■ Task description ■
Return all the entries. Match them word for word.

■ Entries provided ■
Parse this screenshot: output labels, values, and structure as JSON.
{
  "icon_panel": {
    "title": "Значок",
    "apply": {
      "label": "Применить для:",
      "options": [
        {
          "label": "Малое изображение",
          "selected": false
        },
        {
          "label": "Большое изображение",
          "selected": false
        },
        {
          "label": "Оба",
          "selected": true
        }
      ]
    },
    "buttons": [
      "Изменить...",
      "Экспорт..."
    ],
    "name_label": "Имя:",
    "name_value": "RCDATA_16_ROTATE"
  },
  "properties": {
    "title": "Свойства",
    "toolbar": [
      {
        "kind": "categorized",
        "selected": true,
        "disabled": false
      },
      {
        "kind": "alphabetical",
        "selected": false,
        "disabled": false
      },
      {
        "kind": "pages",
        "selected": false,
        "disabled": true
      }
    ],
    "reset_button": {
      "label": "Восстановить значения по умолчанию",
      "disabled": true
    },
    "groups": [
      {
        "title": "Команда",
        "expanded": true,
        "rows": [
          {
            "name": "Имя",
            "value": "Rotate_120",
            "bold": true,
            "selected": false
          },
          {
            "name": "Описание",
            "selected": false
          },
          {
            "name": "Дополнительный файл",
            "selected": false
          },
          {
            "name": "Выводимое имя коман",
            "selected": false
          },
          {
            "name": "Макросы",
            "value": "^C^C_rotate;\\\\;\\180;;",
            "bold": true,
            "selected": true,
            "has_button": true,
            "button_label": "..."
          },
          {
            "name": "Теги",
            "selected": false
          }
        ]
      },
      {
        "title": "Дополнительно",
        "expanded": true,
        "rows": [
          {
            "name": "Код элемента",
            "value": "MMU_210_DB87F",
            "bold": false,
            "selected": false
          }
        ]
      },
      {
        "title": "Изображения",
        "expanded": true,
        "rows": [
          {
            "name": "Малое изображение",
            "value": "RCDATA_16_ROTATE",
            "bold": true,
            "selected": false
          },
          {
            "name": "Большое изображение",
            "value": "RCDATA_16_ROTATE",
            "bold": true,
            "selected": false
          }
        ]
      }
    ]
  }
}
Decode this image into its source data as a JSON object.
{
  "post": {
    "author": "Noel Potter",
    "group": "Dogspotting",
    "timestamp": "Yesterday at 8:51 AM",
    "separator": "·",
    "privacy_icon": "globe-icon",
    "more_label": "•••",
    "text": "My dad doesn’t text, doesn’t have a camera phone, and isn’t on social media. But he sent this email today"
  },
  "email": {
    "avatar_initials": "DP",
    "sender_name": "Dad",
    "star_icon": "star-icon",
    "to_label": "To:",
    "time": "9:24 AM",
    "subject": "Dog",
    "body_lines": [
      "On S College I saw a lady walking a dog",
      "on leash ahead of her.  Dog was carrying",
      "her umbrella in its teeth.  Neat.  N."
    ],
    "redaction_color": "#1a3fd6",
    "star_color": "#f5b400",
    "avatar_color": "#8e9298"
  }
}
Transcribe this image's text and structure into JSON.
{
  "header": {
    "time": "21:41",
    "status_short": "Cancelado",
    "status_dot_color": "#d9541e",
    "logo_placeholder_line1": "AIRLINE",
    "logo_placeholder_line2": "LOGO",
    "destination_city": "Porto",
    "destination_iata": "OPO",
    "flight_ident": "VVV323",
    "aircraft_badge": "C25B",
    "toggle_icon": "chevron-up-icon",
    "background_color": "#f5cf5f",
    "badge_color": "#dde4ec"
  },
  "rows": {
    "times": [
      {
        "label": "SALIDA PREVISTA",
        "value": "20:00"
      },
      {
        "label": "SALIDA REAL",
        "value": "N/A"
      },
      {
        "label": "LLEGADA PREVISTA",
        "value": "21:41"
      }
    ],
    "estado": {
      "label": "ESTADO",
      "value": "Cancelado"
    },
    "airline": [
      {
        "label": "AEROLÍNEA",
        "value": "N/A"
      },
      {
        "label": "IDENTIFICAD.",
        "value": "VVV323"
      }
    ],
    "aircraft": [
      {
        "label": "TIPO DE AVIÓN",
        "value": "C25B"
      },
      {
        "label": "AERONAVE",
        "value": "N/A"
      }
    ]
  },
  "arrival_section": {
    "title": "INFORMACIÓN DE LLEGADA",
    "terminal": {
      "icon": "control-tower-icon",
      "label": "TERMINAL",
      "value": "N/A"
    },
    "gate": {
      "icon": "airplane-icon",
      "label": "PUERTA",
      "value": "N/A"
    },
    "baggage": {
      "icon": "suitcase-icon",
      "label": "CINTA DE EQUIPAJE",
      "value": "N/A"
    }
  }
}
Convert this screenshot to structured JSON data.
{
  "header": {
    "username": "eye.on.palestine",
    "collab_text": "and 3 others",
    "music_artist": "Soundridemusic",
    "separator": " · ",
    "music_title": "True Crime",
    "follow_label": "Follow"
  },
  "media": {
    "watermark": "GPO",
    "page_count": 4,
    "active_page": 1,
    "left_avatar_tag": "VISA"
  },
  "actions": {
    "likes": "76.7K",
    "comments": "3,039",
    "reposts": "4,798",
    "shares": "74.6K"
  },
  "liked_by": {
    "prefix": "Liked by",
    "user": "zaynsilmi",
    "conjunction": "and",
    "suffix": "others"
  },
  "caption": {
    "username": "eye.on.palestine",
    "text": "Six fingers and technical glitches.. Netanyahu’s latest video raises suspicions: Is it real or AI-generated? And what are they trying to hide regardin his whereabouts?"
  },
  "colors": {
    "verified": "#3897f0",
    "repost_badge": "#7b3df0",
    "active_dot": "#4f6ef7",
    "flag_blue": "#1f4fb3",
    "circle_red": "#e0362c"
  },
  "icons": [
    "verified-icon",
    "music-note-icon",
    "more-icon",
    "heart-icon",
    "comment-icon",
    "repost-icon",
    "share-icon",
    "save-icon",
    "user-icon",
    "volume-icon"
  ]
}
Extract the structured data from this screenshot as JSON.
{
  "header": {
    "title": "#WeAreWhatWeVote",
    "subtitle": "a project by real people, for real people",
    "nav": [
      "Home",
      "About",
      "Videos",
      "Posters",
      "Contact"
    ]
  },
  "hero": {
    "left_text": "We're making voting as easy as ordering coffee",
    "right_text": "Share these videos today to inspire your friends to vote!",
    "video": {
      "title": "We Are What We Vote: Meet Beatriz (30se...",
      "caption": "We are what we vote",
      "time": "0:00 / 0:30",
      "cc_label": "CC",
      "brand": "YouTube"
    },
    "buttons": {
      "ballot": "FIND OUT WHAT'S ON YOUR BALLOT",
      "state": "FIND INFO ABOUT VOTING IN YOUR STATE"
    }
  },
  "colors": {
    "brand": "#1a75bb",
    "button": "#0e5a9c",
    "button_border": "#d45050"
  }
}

■ Solution for this exercise ■
Parse this screenshot: output labels, values, and structure as JSON.
{
  "icon_panel": {
    "title": "Значок",
    "apply": {
      "label": "Применить для:",
      "options": [
        {
          "label": "Малое изображение",
          "selected": false
        },
        {
          "label": "Большое изображение",
          "selected": false
        },
        {
          "label": "Оба",
          "selected": true
        }
      ]
    },
    "buttons": [
      "Изменить...",
      "Экспорт..."
    ],
    "name_label": "Имя:",
    "name_value": "RCDATA_16_ROTATE"
  },
  "properties": {
    "title": "Свойства",
    "toolbar": [
      {
        "kind": "categorized",
        "selected": true,
        "disabled": false
      },
      {
        "kind": "alphabetical",
        "selected": false,
        "disabled": false
      },
      {
        "kind": "pages",
        "selected": false,
        "disabled": true
      }
    ],
    "reset_button": {
      "label": "Восстановить значения по умолчанию",
      "disabled": true
    },
    "groups": [
      {
        "title": "Команда",
        "expanded": true,
        "rows": [
          {
            "name": "Имя",
            "value": "Rotate_120",
            "bold": true,
            "selected": false
          },
          {
            "name": "Описание",
            "selected": false
          },
          {
            "name": "Дополнительный файл",
            "selected": false
          },
          {
            "name": "Выводимое имя коман",
            "selected": false
          },
          {
            "name": "Макросы",
            "value": "^C^C_rotate;\\\\;\\180;;",
            "bold": true,
            "selected": true,
            "has_button": true,
            "button_label": "..."
          },
          {
            "name": "Теги",
            "selected": false
          }
        ]
      },
      {
        "title": "Дополнительно",
        "expanded": true,
        "rows": [
          {
            "name": "Код элемента",
            "value": "MMU_210_DB87F",
            "bold": false,
            "selected": false
          }
        ]
      },
      {
        "title": "Изображения",
        "expanded": true,
        "rows": [
          {
            "name": "Малое изображение",
            "value": "RCDATA_16_ROTATE",
            "bold": true,
            "selected": false
          },
          {
            "name": "Большое изображение",
            "value": "RCDATA_16_ROTATE",
            "bold": true,
            "selected": false
          }
        ]
      }
    ]
  }
}
Decode this image into its source data as a JSON object.
{
  "post": {
    "author": "Noel Potter",
    "group": "Dogspotting",
    "timestamp": "Yesterday at 8:51 AM",
    "separator": "·",
    "privacy_icon": "globe-icon",
    "more_label": "•••",
    "text": "My dad doesn’t text, doesn’t have a camera phone, and isn’t on social media. But he sent this email today"
  },
  "email": {
    "avatar_initials": "DP",
    "sender_name": "Dad",
    "star_icon": "star-icon",
    "to_label": "To:",
    "time": "9:24 AM",
    "subject": "Dog",
    "body_lines": [
      "On S College I saw a lady walking a dog",
      "on leash ahead of her.  Dog was carrying",
      "her umbrella in its teeth.  Neat.  N."
    ],
    "redaction_color": "#1a3fd6",
    "star_color": "#f5b400",
    "avatar_color": "#8e9298"
  }
}
Transcribe this image's text and structure into JSON.
{
  "header": {
    "time": "21:41",
    "status_short": "Cancelado",
    "status_dot_color": "#d9541e",
    "logo_placeholder_line1": "AIRLINE",
    "logo_placeholder_line2": "LOGO",
    "destination_city": "Porto",
    "destination_iata": "OPO",
    "flight_ident": "VVV323",
    "aircraft_badge": "C25B",
    "toggle_icon": "chevron-up-icon",
    "background_color": "#f5cf5f",
    "badge_color": "#dde4ec"
  },
  "rows": {
    "times": [
      {
        "label": "SALIDA PREVISTA",
        "value": "20:00"
      },
      {
        "label": "SALIDA REAL",
        "value": "N/A"
      },
      {
        "label": "LLEGADA PREVISTA",
        "value": "21:41"
      }
    ],
    "estado": {
      "label": "ESTADO",
      "value": "Cancelado"
    },
    "airline": [
      {
        "label": "AEROLÍNEA",
        "value": "N/A"
      },
      {
        "label": "IDENTIFICAD.",
        "value": "VVV323"
      }
    ],
    "aircraft": [
      {
        "label": "TIPO DE AVIÓN",
        "value": "C25B"
      },
      {
        "label": "AERONAVE",
        "value": "N/A"
      }
    ]
  },
  "arrival_section": {
    "title": "INFORMACIÓN DE LLEGADA",
    "terminal": {
      "icon": "control-tower-icon",
      "label": "TERMINAL",
      "value": "N/A"
    },
    "gate": {
      "icon": "airplane-icon",
      "label": "PUERTA",
      "value": "N/A"
    },
    "baggage": {
      "icon": "suitcase-icon",
      "label": "CINTA DE EQUIPAJE",
      "value": "N/A"
    }
  }
}
Convert this screenshot to structured JSON data.
{
  "header": {
    "username": "eye.on.palestine",
    "collab_text": "and 3 others",
    "music_artist": "Soundridemusic",
    "separator": " · ",
    "music_title": "True Crime",
    "follow_label": "Follow"
  },
  "media": {
    "watermark": "GPO",
    "page_count": 4,
    "active_page": 1,
    "left_avatar_tag": "VISA"
  },
  "actions": {
    "likes": "76.7K",
    "comments": "3,039",
    "reposts": "4,798",
    "shares": "74.6K"
  },
  "liked_by": {
    "prefix": "Liked by",
    "user": "zaynsilmi",
    "conjunction": "and",
    "suffix": "others"
  },
  "caption": {
    "username": "eye.on.palestine",
    "text": "Six fingers and technical glitches.. Netanyahu’s latest video raises suspicions: Is it real or AI-generated? And what are they trying to hide regardin his whereabouts?"
  },
  "colors": {
    "verified": "#3897f0",
    "repost_badge": "#7b3df0",
    "active_dot": "#4f6ef7",
    "flag_blue": "#1f4fb3",
    "circle_red": "#e0362c"
  },
  "icons": [
    "verified-icon",
    "music-note-icon",
    "more-icon",
    "heart-icon",
    "comment-icon",
    "repost-icon",
    "share-icon",
    "save-icon",
    "user-icon",
    "volume-icon"
  ]
}
Extract the structured data from this screenshot as JSON.
{
  "header": {
    "title": "#WeAreWhatWeVote",
    "subtitle": "a project by real people, for real people",
    "nav": [
      "Home",
      "About",
      "Videos",
      "Posters",
      "Contact"
    ]
  },
  "hero": {
    "left_text": "We're making voting as easy as ordering coffee",
    "right_text": "Share these videos today to inspire your friends to vote!",
    "video": {
      "title": "We Are What We Vote: Meet Beatriz (30se...",
      "caption": "We are what we vote",
      "time": "0:00 / 0:30",
      "cc_label": "CC",
      "brand": "YouTube"
    },
    "buttons": {
      "ballot": "FIND OUT WHAT'S ON YOUR BALLOT",
      "state": "FIND INFO ABOUT VOTING IN YOUR STATE"
    }
  },
  "colors": {
    "brand": "#1a75bb",
    "button": "#0e5a9c",
    "button_border": "#d45050"
  }
}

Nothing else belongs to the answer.